Abstinence-only education is about giving girls fewer choices and less information, and making it harder for them to make their own decisions about relationships, sex, and sexual health. If you read between the lines, it is about telling girls that they should be ashamed of their sexuality. Furthermore, sex-ed aimed at girls only sends the toxic message that boys do not need to learn to make responsible decisions regarding sex, birth control, and contraception.

Teenagers need more comprehensive sex education, not less. They also need access to a variety of methods of birth control and contraception, and high-quality medical care, including abortion. They need to be taught to ask for consent, and to treat their partners with respect. They don’t need to be used as pawns to further a sexist and misogynistic ideology that was already looking dated 100 years ago.

There is a great write-up about this at Abortion Rights.


Keycon code of conduct appears

I’ve already written a couple of posts about Keycon, a Winnipeg scifi convention where there have been incidents of sexual harassment and rape in the past. One attendee put quite a lot of effort into writing gathering info about incidents and asking for a policy to stop more incidents happening in future.

For me, the change I wanted to see was simple: I wanted Keycon to clearly acknowledge the problem and say that sexual harassment is not acceptable and would result in people getting banned. I wanted them to do this in a way that would result in all Keycon-attendees seeing this message.

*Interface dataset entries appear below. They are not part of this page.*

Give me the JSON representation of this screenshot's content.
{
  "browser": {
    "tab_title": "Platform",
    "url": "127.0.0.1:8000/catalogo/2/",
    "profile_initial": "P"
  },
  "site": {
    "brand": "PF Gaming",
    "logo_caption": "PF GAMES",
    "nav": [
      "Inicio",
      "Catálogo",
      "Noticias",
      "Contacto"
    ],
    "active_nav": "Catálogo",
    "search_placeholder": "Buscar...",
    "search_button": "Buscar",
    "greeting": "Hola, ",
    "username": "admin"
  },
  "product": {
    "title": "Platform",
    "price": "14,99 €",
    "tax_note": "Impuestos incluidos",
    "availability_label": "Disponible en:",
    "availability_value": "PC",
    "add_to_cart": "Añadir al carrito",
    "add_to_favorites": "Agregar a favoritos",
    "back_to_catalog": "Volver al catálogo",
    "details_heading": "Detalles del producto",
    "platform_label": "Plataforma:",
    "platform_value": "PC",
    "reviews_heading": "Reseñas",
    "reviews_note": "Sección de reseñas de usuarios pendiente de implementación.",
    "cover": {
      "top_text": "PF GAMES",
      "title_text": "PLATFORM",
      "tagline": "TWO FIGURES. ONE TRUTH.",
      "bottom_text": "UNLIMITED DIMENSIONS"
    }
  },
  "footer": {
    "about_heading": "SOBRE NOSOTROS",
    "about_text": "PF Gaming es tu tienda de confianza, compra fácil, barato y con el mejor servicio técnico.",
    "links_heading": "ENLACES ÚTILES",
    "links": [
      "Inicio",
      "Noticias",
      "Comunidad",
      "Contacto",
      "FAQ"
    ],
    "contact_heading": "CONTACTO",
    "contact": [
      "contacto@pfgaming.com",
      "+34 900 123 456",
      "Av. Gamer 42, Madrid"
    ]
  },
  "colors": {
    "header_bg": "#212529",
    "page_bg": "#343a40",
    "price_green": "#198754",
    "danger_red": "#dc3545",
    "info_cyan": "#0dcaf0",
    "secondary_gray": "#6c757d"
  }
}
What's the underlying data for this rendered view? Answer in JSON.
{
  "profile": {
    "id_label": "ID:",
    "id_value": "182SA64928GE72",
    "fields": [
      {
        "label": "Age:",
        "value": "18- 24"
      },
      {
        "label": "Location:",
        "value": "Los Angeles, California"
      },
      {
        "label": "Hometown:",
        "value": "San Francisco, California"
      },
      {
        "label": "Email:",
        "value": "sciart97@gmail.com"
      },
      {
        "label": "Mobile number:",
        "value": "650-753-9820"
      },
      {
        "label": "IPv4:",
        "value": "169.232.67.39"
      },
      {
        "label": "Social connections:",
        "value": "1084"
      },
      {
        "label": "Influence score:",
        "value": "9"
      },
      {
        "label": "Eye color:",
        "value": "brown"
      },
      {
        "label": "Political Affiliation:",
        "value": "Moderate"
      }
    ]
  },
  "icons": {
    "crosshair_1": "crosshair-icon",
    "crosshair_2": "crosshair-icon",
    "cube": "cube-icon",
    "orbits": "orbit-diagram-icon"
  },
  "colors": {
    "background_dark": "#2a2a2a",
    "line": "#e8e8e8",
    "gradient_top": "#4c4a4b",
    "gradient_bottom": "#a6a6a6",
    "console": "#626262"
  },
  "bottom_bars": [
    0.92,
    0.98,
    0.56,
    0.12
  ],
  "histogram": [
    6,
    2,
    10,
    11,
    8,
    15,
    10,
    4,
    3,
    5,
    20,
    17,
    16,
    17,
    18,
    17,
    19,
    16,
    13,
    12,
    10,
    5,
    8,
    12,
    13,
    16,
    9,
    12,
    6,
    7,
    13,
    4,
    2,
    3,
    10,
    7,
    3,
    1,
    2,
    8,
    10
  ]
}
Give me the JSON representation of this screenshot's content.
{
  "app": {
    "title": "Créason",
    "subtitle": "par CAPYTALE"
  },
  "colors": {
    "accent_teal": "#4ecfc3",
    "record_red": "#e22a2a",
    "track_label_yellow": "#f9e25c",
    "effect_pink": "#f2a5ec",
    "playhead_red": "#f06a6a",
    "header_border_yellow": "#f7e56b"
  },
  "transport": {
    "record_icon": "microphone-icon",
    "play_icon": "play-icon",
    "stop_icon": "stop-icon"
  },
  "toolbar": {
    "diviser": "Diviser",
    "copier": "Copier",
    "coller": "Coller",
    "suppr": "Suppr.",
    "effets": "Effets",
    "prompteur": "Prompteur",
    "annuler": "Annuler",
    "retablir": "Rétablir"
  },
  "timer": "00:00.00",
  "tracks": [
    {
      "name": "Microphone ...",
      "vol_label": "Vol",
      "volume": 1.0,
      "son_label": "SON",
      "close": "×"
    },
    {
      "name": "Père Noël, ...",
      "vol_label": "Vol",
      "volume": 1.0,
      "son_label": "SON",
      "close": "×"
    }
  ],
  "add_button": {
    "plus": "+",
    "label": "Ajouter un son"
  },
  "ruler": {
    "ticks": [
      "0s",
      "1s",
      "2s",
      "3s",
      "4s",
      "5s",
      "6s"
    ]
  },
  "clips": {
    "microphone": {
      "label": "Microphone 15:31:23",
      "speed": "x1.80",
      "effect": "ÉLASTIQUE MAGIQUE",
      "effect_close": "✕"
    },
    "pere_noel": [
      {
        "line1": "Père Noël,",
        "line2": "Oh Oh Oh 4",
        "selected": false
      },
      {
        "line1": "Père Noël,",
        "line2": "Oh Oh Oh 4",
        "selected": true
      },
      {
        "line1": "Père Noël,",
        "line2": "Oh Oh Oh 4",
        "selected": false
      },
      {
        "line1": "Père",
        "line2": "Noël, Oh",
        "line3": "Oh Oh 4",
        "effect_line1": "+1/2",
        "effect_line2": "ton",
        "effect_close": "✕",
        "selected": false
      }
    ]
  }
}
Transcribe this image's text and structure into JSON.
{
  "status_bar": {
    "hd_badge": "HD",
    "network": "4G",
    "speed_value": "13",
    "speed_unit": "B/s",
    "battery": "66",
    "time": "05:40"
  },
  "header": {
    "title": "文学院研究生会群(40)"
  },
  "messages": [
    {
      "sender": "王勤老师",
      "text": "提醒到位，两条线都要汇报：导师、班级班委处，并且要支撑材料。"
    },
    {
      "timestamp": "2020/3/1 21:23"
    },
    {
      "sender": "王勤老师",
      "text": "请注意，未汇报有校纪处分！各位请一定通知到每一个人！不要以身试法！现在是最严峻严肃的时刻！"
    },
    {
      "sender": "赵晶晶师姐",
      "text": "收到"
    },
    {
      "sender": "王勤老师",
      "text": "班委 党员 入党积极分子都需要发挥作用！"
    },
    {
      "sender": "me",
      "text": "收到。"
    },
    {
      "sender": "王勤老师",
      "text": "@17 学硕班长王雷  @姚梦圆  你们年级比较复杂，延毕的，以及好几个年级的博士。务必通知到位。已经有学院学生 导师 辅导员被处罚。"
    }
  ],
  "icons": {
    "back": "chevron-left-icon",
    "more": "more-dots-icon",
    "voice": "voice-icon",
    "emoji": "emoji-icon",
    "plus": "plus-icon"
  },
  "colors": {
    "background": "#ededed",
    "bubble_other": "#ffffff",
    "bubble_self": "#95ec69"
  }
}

What I ideally wanted was for Keycon to write a message about sexual assault very clearly on the website front page. They haven’t done that exactly – the phrase “sexual harassment” doesn’t appear on the website front page – but there is a very prominent link “letter to Keycon members” on the front page near the top, which states that sexual assault has been a problem and talks about changes that have been made to the Keycon code of conduct to address this. There is another prominent link “Keycon code of conduct” which says that harassment is not acceptable and specifically says that anyone who has experienced sexual assault can report it to any member of the convention staff at any point.

I’m really happy to see this. To me the important elements were making it clear that a problem exists, and making it clear that sexual assault is not tolerated. While I don’t believe that simply having a policy will prevent sexual assault from happening altogether, I do believe it will tend to make sexual assault less likely. Unfortunately there are some individuals who believe that sexual assault is acceptable behaviour. They may have carried out sexual assault in the past, maybe even in public, and gotten away with it, which would strengthen their impression that sexual assault is generally acceptable. I think the new policy shows leadership and goes some way towards creating a community in which it is clear to everyone that sexual assault is not accepted.

I would like to thank the Keycon organisers, and I would like to especially thank succubus_esq for putting effort into this. Talking about sexual assault can be very disheartening and thankless and can result in a lot of push-back. I think a lot of the people involved found this to be a very negative and painful situation. But I think the new policy does create greater safety for Keycon attendees and I’m truly grateful for that.